On 14 October, The Society organised a walk around Brixton with Blue Badge Guide Angela Morgan. Joanna Day reports.
The Society will be holding a discussion on Brixton regeneration hosted by Squire and Partners at their new Brixton offices, early in 2018. To find out when tickets will be available, add yourself to our newsletter list.
Brixton is in the eye of the beholder. The area contains so many historical and cultural layers that I feel as though I arrive at the end of the Victoria Line and see the area through predetermined filters.
It is refreshing and fascinating, therefore, to take a London Society guided walk through Brixton, led by our fantastic, informed (and singing) guide, Angela, in order to look again – or maybe for the first time – at the fascinating story of Brixton as written in its built fabric, and to take our own punt at predicting its future.
If there is one word you would associate with contemporary Brixton, it would be: 'change'. Gentrification blazes onwards in Brixton leaving questions about exclusion and identity in its trail. You get the feeling that the consequences of gentrification are not seen as inevitable nor go unchallenged in this feisty part of Lambeth, but whether the driving forces can or should be altered in their trajectory remains to be seen.
Predicting the future of Brixton may be an impossibility, but if you have the eyes, and the ears, for it, unearthing its rich history is rewarding and sometimes startling.
[caption id="attachment_2306" align="aligncenter" width="611"] Windrush Square[/caption]
We were visiting Brixton during Black History Month, so features such as black models in Morleys department store windows and the recently constructed war memorial in Windrush Square to the two million (yes, two million) African and Caribbean soldiers who served in the second world war, had a particular poignance. Bleak memories are more recent too, for instance on the street called the 'frontline' during the '80s Brixton Riots and Operation Swamp. Now the frontline is a good place to find upmarket coffee.
For me, seeing things as if for the first time was a recurring theme. The Tate library, the Black Cultural Archives, the road names, and the street art were noticed anew despite being on familiar terrain. And you can take your pick of highlights: Music lover? The David Bowie 'pointillist' mural (now a shrine of sorts) or the origin of Eddie Grant's Electric Avenue are just around the corner. Religion? There are preachers of every creed blaring out of their microphones on the street. Art? Cross the road over funky crossings forming part of the 'Design Trail', enter a superb street installation to ruminate on the Islamic focus on love and tolerance (the 'Hubb'), snap a picture of a papier mache carnival head adorning a forecourt, wonder at a huge Dreph mural of a local community member or a Will Self word installation. Brutalist architecture? The Barrier Block is for you. Shipping Containers? Go get a locally brewed beer, some street food or a Japanese knife at 'Pop Brixton'. Markets? You can take your pick – Electric Avenue, Reliance Avenue, Granville Arcade (Brixton Village), although I suspect you will be told they are not the same as they used to be...

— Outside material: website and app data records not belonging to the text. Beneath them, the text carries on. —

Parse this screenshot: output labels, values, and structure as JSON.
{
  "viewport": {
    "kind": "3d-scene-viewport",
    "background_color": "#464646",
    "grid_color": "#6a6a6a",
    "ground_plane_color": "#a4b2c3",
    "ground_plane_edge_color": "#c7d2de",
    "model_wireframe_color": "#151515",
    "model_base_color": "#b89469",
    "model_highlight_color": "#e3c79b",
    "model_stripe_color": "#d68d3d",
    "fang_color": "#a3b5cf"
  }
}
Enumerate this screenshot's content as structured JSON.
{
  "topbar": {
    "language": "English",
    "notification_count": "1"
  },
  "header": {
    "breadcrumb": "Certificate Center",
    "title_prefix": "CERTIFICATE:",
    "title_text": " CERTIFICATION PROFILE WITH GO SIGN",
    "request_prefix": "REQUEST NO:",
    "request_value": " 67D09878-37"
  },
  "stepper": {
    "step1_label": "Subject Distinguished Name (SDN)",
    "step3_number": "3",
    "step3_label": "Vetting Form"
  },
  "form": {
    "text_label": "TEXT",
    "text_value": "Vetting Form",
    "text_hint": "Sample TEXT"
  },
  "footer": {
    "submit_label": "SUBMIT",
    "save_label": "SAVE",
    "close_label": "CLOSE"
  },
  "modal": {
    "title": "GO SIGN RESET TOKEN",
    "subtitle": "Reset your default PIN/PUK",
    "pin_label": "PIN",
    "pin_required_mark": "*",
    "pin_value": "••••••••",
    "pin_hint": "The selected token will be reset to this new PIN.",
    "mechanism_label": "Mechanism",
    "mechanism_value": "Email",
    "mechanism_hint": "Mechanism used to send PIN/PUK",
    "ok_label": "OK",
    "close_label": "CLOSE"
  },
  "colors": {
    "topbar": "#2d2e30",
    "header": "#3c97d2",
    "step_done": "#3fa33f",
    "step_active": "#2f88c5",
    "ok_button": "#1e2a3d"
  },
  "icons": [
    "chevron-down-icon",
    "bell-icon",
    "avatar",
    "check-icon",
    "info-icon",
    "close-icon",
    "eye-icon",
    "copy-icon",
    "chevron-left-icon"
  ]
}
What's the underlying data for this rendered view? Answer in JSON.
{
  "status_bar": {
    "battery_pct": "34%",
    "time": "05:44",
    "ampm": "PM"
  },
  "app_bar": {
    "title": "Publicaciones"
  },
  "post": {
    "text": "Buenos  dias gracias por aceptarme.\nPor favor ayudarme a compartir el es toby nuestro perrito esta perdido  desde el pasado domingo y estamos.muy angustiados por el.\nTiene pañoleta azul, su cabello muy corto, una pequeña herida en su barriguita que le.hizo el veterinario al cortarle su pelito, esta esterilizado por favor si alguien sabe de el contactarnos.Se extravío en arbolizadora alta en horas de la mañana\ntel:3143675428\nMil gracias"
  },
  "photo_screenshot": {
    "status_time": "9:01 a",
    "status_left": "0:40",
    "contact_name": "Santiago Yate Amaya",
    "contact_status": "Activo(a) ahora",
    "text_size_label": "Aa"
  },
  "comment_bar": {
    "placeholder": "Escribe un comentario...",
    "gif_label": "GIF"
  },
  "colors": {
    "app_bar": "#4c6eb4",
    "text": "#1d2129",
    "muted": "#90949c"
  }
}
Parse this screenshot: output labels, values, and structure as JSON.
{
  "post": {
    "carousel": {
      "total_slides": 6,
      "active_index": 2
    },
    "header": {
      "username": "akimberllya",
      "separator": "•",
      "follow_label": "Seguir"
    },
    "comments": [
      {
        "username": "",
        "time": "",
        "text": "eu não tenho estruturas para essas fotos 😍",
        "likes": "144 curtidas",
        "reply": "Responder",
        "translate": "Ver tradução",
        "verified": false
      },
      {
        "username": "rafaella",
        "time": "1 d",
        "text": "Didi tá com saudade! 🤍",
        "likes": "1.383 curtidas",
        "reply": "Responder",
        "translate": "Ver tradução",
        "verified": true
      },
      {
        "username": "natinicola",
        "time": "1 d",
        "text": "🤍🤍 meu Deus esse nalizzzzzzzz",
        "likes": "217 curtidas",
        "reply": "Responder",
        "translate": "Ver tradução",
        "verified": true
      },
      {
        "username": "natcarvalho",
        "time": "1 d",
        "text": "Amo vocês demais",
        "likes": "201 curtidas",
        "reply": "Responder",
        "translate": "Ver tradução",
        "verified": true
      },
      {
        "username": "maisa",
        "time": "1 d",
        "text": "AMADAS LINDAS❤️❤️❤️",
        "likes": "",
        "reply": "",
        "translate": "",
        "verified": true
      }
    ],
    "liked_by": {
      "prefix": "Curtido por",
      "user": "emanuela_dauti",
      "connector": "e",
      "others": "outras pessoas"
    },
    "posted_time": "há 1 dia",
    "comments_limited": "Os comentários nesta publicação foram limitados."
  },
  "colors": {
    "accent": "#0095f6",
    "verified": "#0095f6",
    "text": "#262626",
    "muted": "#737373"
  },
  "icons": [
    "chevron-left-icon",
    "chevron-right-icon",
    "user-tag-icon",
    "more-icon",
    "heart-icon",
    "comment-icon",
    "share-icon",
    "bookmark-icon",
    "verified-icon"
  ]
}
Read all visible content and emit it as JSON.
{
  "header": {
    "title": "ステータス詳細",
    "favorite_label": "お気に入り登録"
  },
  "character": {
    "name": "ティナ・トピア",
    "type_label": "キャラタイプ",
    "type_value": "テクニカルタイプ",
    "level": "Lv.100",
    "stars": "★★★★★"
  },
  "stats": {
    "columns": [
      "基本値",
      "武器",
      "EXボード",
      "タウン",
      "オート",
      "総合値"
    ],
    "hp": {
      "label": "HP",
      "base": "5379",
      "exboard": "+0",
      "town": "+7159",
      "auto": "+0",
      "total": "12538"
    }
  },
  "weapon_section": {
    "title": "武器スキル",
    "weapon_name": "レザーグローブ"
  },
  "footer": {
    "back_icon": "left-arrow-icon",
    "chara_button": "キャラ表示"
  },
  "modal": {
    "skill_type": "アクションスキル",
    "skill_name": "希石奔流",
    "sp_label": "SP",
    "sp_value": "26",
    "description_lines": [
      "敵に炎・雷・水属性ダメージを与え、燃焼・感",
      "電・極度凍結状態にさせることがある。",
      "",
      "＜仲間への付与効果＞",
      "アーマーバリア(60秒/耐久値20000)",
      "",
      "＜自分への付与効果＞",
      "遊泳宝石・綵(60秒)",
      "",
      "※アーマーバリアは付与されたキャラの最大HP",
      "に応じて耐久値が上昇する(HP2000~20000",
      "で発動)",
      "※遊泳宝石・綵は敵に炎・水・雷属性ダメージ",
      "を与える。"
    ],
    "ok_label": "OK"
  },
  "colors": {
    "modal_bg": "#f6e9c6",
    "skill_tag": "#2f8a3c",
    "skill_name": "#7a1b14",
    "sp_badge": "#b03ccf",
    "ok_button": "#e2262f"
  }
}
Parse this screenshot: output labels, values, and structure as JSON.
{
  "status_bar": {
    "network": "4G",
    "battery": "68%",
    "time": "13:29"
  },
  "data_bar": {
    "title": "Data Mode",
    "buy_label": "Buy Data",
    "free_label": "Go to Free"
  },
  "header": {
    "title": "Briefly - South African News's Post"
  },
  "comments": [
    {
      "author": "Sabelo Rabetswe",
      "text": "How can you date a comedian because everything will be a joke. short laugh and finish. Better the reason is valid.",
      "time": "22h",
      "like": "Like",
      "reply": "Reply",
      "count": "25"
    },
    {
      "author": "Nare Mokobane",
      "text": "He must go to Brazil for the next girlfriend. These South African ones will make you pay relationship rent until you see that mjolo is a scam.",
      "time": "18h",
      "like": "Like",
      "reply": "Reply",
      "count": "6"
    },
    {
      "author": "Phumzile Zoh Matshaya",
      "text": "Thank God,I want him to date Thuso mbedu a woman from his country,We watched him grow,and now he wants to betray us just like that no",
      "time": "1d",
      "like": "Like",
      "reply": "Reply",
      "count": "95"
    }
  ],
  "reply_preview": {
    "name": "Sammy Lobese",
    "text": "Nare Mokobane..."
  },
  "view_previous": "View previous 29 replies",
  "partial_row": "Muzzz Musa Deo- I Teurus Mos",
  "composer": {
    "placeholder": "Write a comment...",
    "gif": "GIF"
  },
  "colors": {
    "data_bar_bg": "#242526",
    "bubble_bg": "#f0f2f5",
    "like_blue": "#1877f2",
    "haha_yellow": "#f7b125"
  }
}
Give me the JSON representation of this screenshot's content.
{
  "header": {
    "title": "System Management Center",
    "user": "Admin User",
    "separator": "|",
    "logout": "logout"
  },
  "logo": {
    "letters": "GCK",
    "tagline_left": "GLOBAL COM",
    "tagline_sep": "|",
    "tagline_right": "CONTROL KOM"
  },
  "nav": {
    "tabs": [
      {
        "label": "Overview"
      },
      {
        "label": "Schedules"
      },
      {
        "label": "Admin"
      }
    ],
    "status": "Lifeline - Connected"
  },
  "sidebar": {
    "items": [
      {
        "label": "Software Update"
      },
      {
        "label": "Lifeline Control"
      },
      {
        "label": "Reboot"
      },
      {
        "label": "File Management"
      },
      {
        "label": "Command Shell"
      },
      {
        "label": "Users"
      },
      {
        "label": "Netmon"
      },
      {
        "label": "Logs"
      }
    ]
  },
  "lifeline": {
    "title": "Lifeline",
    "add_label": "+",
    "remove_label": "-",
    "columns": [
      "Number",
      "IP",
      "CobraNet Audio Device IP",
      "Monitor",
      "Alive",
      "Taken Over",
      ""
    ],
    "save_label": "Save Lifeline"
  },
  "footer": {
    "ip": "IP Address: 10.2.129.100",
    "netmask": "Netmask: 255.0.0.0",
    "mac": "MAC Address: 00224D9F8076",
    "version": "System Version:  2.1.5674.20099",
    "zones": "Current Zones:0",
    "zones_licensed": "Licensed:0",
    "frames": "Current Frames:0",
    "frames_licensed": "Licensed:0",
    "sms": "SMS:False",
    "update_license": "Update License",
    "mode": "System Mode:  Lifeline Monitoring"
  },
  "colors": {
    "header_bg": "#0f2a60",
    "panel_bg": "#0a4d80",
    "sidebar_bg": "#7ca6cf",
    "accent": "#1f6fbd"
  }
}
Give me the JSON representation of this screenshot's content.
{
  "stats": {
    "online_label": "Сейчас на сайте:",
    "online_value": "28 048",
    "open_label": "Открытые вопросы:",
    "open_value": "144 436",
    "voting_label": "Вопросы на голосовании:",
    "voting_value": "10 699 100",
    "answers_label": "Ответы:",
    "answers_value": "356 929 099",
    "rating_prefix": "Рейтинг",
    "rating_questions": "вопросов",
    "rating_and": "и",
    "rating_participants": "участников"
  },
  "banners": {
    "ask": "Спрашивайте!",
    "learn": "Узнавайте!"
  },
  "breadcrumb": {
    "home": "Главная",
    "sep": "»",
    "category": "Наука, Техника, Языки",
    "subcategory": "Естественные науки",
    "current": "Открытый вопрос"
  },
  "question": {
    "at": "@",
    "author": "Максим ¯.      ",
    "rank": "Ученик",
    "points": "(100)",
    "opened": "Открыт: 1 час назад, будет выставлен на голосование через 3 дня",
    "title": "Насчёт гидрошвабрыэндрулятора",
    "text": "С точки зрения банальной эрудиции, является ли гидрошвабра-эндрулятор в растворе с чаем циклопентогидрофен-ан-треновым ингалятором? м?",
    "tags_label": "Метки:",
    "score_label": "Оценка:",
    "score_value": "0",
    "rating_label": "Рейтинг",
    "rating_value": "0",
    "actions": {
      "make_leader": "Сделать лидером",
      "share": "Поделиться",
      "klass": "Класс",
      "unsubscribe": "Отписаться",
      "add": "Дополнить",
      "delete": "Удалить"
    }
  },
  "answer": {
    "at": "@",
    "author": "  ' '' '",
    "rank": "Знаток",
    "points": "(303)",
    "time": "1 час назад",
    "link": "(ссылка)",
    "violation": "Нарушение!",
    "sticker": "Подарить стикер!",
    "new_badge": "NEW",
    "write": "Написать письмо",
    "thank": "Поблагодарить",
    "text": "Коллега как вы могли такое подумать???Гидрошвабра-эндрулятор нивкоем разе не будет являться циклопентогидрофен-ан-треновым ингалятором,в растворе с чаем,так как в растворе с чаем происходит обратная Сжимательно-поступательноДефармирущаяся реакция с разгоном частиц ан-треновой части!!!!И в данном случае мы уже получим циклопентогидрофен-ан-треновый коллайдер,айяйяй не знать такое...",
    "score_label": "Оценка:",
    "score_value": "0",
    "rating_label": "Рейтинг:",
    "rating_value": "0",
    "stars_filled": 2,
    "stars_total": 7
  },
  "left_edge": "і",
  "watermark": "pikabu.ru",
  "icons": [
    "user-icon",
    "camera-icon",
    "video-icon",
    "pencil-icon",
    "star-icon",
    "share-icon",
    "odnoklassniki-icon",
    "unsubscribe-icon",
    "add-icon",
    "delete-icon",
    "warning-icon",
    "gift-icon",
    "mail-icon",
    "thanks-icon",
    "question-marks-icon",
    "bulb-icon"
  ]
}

And this is the ongoing, intractable question about Brixton in particular, and about regeneration in general. How can we marry the processes of change and the idea of progress defined by market forces with the pull of character, colour, vibrancy and grassroots culture. How can it be both/and, not either/or? Will Brixton have the answer?
[caption id="attachment_2305" align="aligncenter" width="650"] Magda Borowiecka's Southwyck House - known as the 'Barrier Block'[/caption]